YOUR ASSIGNMENT: Write out every line below that contains "caption".

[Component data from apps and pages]
▼
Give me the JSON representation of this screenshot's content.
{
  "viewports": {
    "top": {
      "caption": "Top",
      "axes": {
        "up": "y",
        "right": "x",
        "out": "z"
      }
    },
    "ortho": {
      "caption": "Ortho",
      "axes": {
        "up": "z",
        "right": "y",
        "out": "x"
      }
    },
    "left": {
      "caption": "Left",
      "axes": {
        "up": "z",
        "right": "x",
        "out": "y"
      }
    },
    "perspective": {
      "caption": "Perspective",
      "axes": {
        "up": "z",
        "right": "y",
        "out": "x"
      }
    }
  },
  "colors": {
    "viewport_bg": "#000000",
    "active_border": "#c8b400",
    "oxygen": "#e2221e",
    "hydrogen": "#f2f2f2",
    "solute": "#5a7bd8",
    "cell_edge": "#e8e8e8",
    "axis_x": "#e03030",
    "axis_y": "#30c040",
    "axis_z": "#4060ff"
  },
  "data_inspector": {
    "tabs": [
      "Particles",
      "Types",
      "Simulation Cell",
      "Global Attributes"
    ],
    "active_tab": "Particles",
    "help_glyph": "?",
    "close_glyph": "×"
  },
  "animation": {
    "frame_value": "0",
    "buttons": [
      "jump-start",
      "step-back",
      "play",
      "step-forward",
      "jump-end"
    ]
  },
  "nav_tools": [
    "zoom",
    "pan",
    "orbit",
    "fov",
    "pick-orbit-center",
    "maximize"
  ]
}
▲
REPLY TO THE TASK:
      "caption": "Top",
      "caption": "Ortho",
      "caption": "Left",
      "caption": "Perspective",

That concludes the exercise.